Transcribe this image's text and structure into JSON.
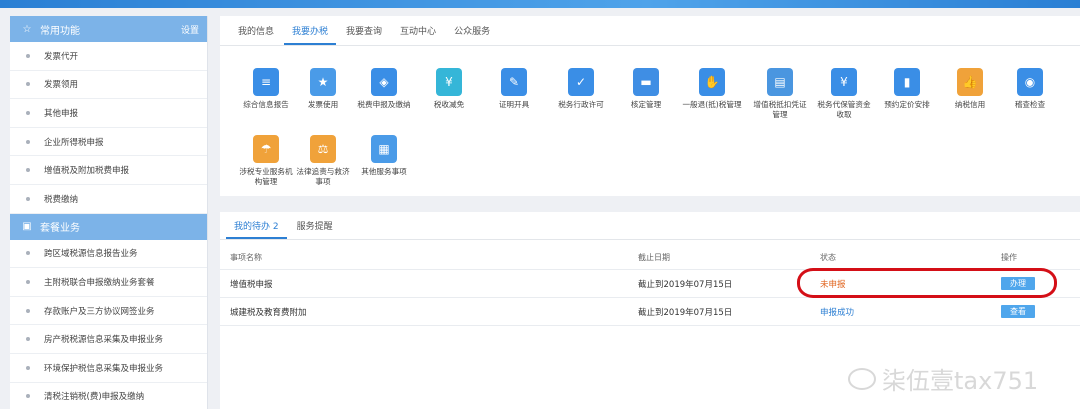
{
  "sidebar": {
    "group1": {
      "title": "常用功能",
      "action": "设置",
      "icon": "star-icon"
    },
    "items1": [
      "发票代开",
      "发票领用",
      "其他申报",
      "企业所得税申报",
      "增值税及附加税费申报",
      "税费缴纳"
    ],
    "group2": {
      "title": "套餐业务",
      "icon": "package-icon"
    },
    "items2": [
      "跨区域税源信息报告业务",
      "主附税联合申报缴纳业务套餐",
      "存款账户及三方协议网签业务",
      "房产税税源信息采集及申报业务",
      "环境保护税信息采集及申报业务",
      "清税注销税(费)申报及缴纳"
    ]
  },
  "nav_tabs": [
    "我的信息",
    "我要办税",
    "我要查询",
    "互动中心",
    "公众服务"
  ],
  "services": [
    {
      "label": "综合信息报告",
      "icon": "doc-report-icon",
      "color": "#3a8ee6"
    },
    {
      "label": "发票使用",
      "icon": "invoice-icon",
      "color": "#4a9be8"
    },
    {
      "label": "税费申报及缴纳",
      "icon": "layers-icon",
      "color": "#3a8ee6"
    },
    {
      "label": "税收减免",
      "icon": "yen-down-icon",
      "color": "#35b6d8"
    },
    {
      "label": "证明开具",
      "icon": "pen-icon",
      "color": "#3a8ee6"
    },
    {
      "label": "税务行政许可",
      "icon": "doc-check-icon",
      "color": "#3a8ee6"
    },
    {
      "label": "核定管理",
      "icon": "folder-icon",
      "color": "#3f8ee4"
    },
    {
      "label": "一般退(抵)税管理",
      "icon": "hand-coin-icon",
      "color": "#3a8ee6"
    },
    {
      "label": "增值税抵扣凭证管理",
      "icon": "ledger-icon",
      "color": "#4a96e0"
    },
    {
      "label": "税务代保管资金收取",
      "icon": "safe-yen-icon",
      "color": "#3a8ee6"
    },
    {
      "label": "预约定价安排",
      "icon": "chart-doc-icon",
      "color": "#3a8ee6"
    },
    {
      "label": "纳税信用",
      "icon": "thumb-icon",
      "color": "#f0a23a"
    },
    {
      "label": "稽查检查",
      "icon": "eye-doc-icon",
      "color": "#3a8ee6"
    },
    {
      "label": "涉税专业服务机构管理",
      "icon": "umbrella-icon",
      "color": "#f0a23a"
    },
    {
      "label": "法律追责与救济事项",
      "icon": "gavel-icon",
      "color": "#f0a23a"
    },
    {
      "label": "其他服务事项",
      "icon": "grid-icon",
      "color": "#4a9be8"
    }
  ],
  "todo": {
    "tabs": [
      {
        "label": "我的待办",
        "count": "2"
      },
      {
        "label": "服务提醒"
      }
    ],
    "headers": [
      "事项名称",
      "截止日期",
      "状态",
      "操作"
    ],
    "rows": [
      {
        "name": "增值税申报",
        "deadline": "截止到2019年07月15日",
        "status": "未申报",
        "status_color": "#e0641e",
        "action": "办理"
      },
      {
        "name": "城建税及教育费附加",
        "deadline": "截止到2019年07月15日",
        "status": "申报成功",
        "status_color": "#2d7fd3",
        "action": "查看"
      }
    ]
  },
  "watermark": "柒伍壹tax751"
}
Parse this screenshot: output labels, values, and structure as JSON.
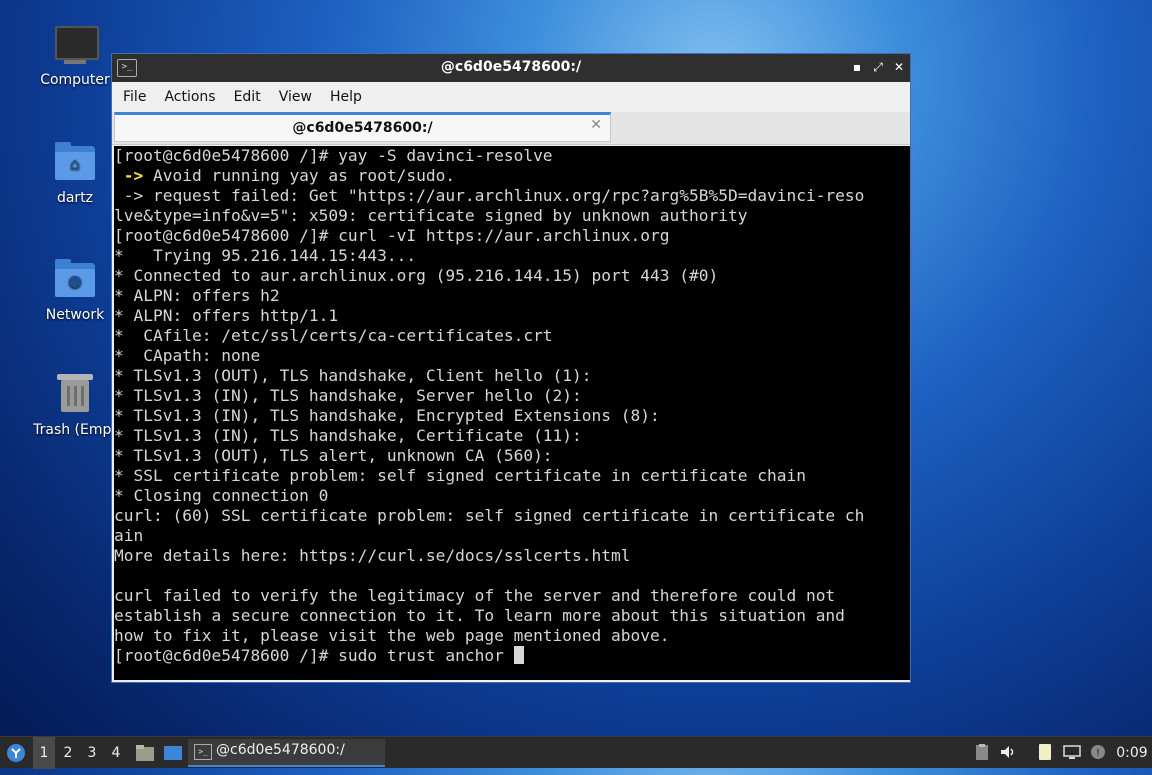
{
  "desktop": {
    "icons": [
      {
        "label": "Computer"
      },
      {
        "label": "dartz"
      },
      {
        "label": "Network"
      },
      {
        "label": "Trash (Empt"
      }
    ]
  },
  "window": {
    "title": "@c6d0e5478600:/",
    "buttons": {
      "minimize": "▪",
      "maximize": "⤢",
      "close": "✕"
    },
    "menu": [
      "File",
      "Actions",
      "Edit",
      "View",
      "Help"
    ],
    "tab": {
      "label": "@c6d0e5478600:/",
      "close": "✕"
    }
  },
  "terminal": {
    "lines": [
      "[root@c6d0e5478600 /]# yay -S davinci-resolve",
      "Avoid running yay as root/sudo.",
      " -> request failed: Get \"https://aur.archlinux.org/rpc?arg%5B%5D=davinci-reso",
      "lve&type=info&v=5\": x509: certificate signed by unknown authority",
      "[root@c6d0e5478600 /]# curl -vI https://aur.archlinux.org",
      "*   Trying 95.216.144.15:443...",
      "* Connected to aur.archlinux.org (95.216.144.15) port 443 (#0)",
      "* ALPN: offers h2",
      "* ALPN: offers http/1.1",
      "*  CAfile: /etc/ssl/certs/ca-certificates.crt",
      "*  CApath: none",
      "* TLSv1.3 (OUT), TLS handshake, Client hello (1):",
      "* TLSv1.3 (IN), TLS handshake, Server hello (2):",
      "* TLSv1.3 (IN), TLS handshake, Encrypted Extensions (8):",
      "* TLSv1.3 (IN), TLS handshake, Certificate (11):",
      "* TLSv1.3 (OUT), TLS alert, unknown CA (560):",
      "* SSL certificate problem: self signed certificate in certificate chain",
      "* Closing connection 0",
      "curl: (60) SSL certificate problem: self signed certificate in certificate ch",
      "ain",
      "More details here: https://curl.se/docs/sslcerts.html",
      "",
      "curl failed to verify the legitimacy of the server and therefore could not",
      "establish a secure connection to it. To learn more about this situation and",
      "how to fix it, please visit the web page mentioned above.",
      "[root@c6d0e5478600 /]# sudo trust anchor "
    ],
    "warn_arrow": " ->"
  },
  "taskbar": {
    "workspaces": [
      "1",
      "2",
      "3",
      "4"
    ],
    "active_workspace": "1",
    "task_label": "@c6d0e5478600:/",
    "clock": "0:09"
  },
  "colors": {
    "accent": "#3d85d8",
    "terminal_bg": "#000000",
    "terminal_fg": "#d6d6d6",
    "warning_arrow": "#f5e243"
  }
}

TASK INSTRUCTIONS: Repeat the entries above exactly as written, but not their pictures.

SOLUTION TO THIS TASK:
Transcribe this image's text and structure into JSON.
{
  "sidebar": {
    "group1": {
      "title": "常用功能",
      "action": "设置",
      "icon": "star-icon"
    },
    "items1": [
      "发票代开",
      "发票领用",
      "其他申报",
      "企业所得税申报",
      "增值税及附加税费申报",
      "税费缴纳"
    ],
    "group2": {
      "title": "套餐业务",
      "icon": "package-icon"
    },
    "items2": [
      "跨区域税源信息报告业务",
      "主附税联合申报缴纳业务套餐",
      "存款账户及三方协议网签业务",
      "房产税税源信息采集及申报业务",
      "环境保护税信息采集及申报业务",
      "清税注销税(费)申报及缴纳"
    ]
  },
  "nav_tabs": [
    "我的信息",
    "我要办税",
    "我要查询",
    "互动中心",
    "公众服务"
  ],
  "services": [
    {
      "label": "综合信息报告",
      "icon": "doc-report-icon",
      "color": "#3a8ee6"
    },
    {
      "label": "发票使用",
      "icon": "invoice-icon",
      "color": "#4a9be8"
    },
    {
      "label": "税费申报及缴纳",
      "icon": "layers-icon",
      "color": "#3a8ee6"
    },
    {
      "label": "税收减免",
      "icon": "yen-down-icon",
      "color": "#35b6d8"
    },
    {
      "label": "证明开具",
      "icon": "pen-icon",
      "color": "#3a8ee6"
    },
    {
      "label": "税务行政许可",
      "icon": "doc-check-icon",
      "color": "#3a8ee6"
    },
    {
      "label": "核定管理",
      "icon": "folder-icon",
      "color": "#3f8ee4"
    },
    {
      "label": "一般退(抵)税管理",
      "icon": "hand-coin-icon",
      "color": "#3a8ee6"
    },
    {
      "label": "增值税抵扣凭证管理",
      "icon": "ledger-icon",
      "color": "#4a96e0"
    },
    {
      "label": "税务代保管资金收取",
      "icon": "safe-yen-icon",
      "color": "#3a8ee6"
    },
    {
      "label": "预约定价安排",
      "icon": "chart-doc-icon",
      "color": "#3a8ee6"
    },
    {
      "label": "纳税信用",
      "icon": "thumb-icon",
      "color": "#f0a23a"
    },
    {
      "label": "稽查检查",
      "icon": "eye-doc-icon",
      "color": "#3a8ee6"
    },
    {
      "label": "涉税专业服务机构管理",
      "icon": "umbrella-icon",
      "color": "#f0a23a"
    },
    {
      "label": "法律追责与救济事项",
      "icon": "gavel-icon",
      "color": "#f0a23a"
    },
    {
      "label": "其他服务事项",
      "icon": "grid-icon",
      "color": "#4a9be8"
    }
  ],
  "todo": {
    "tabs": [
      {
        "label": "我的待办",
        "count": "2"
      },
      {
        "label": "服务提醒"
      }
    ],
    "headers": [
      "事项名称",
      "截止日期",
      "状态",
      "操作"
    ],
    "rows": [
      {
        "name": "增值税申报",
        "deadline": "截止到2019年07月15日",
        "status": "未申报",
        "status_color": "#e0641e",
        "action": "办理"
      },
      {
        "name": "城建税及教育费附加",
        "deadline": "截止到2019年07月15日",
        "status": "申报成功",
        "status_color": "#2d7fd3",
        "action": "查看"
      }
    ]
  },
  "watermark": "柒伍壹tax751"
}
Parse this screenshot: output labels, values, and structure as JSON.
{
  "desktop": {
    "icons": [
      {
        "label": "Computer"
      },
      {
        "label": "dartz"
      },
      {
        "label": "Network"
      },
      {
        "label": "Trash (Empt"
      }
    ]
  },
  "window": {
    "title": "@c6d0e5478600:/",
    "buttons": {
      "minimize": "▪",
      "maximize": "⤢",
      "close": "✕"
    },
    "menu": [
      "File",
      "Actions",
      "Edit",
      "View",
      "Help"
    ],
    "tab": {
      "label": "@c6d0e5478600:/",
      "close": "✕"
    }
  },
  "terminal": {
    "lines": [
      "[root@c6d0e5478600 /]# yay -S davinci-resolve",
      "Avoid running yay as root/sudo.",
      " -> request failed: Get \"https://aur.archlinux.org/rpc?arg%5B%5D=davinci-reso",
      "lve&type=info&v=5\": x509: certificate signed by unknown authority",
      "[root@c6d0e5478600 /]# curl -vI https://aur.archlinux.org",
      "*   Trying 95.216.144.15:443...",
      "* Connected to aur.archlinux.org (95.216.144.15) port 443 (#0)",
      "* ALPN: offers h2",
      "* ALPN: offers http/1.1",
      "*  CAfile: /etc/ssl/certs/ca-certificates.crt",
      "*  CApath: none",
      "* TLSv1.3 (OUT), TLS handshake, Client hello (1):",
      "* TLSv1.3 (IN), TLS handshake, Server hello (2):",
      "* TLSv1.3 (IN), TLS handshake, Encrypted Extensions (8):",
      "* TLSv1.3 (IN), TLS handshake, Certificate (11):",
      "* TLSv1.3 (OUT), TLS alert, unknown CA (560):",
      "* SSL certificate problem: self signed certificate in certificate chain",
      "* Closing connection 0",
      "curl: (60) SSL certificate problem: self signed certificate in certificate ch",
      "ain",
      "More details here: https://curl.se/docs/sslcerts.html",
      "",
      "curl failed to verify the legitimacy of the server and therefore could not",
      "establish a secure connection to it. To learn more about this situation and",
      "how to fix it, please visit the web page mentioned above.",
      "[root@c6d0e5478600 /]# sudo trust anchor "
    ],
    "warn_arrow": " ->"
  },
  "taskbar": {
    "workspaces": [
      "1",
      "2",
      "3",
      "4"
    ],
    "active_workspace": "1",
    "task_label": "@c6d0e5478600:/",
    "clock": "0:09"
  },
  "colors": {
    "accent": "#3d85d8",
    "terminal_bg": "#000000",
    "terminal_fg": "#d6d6d6",
    "warning_arrow": "#f5e243"
  }
}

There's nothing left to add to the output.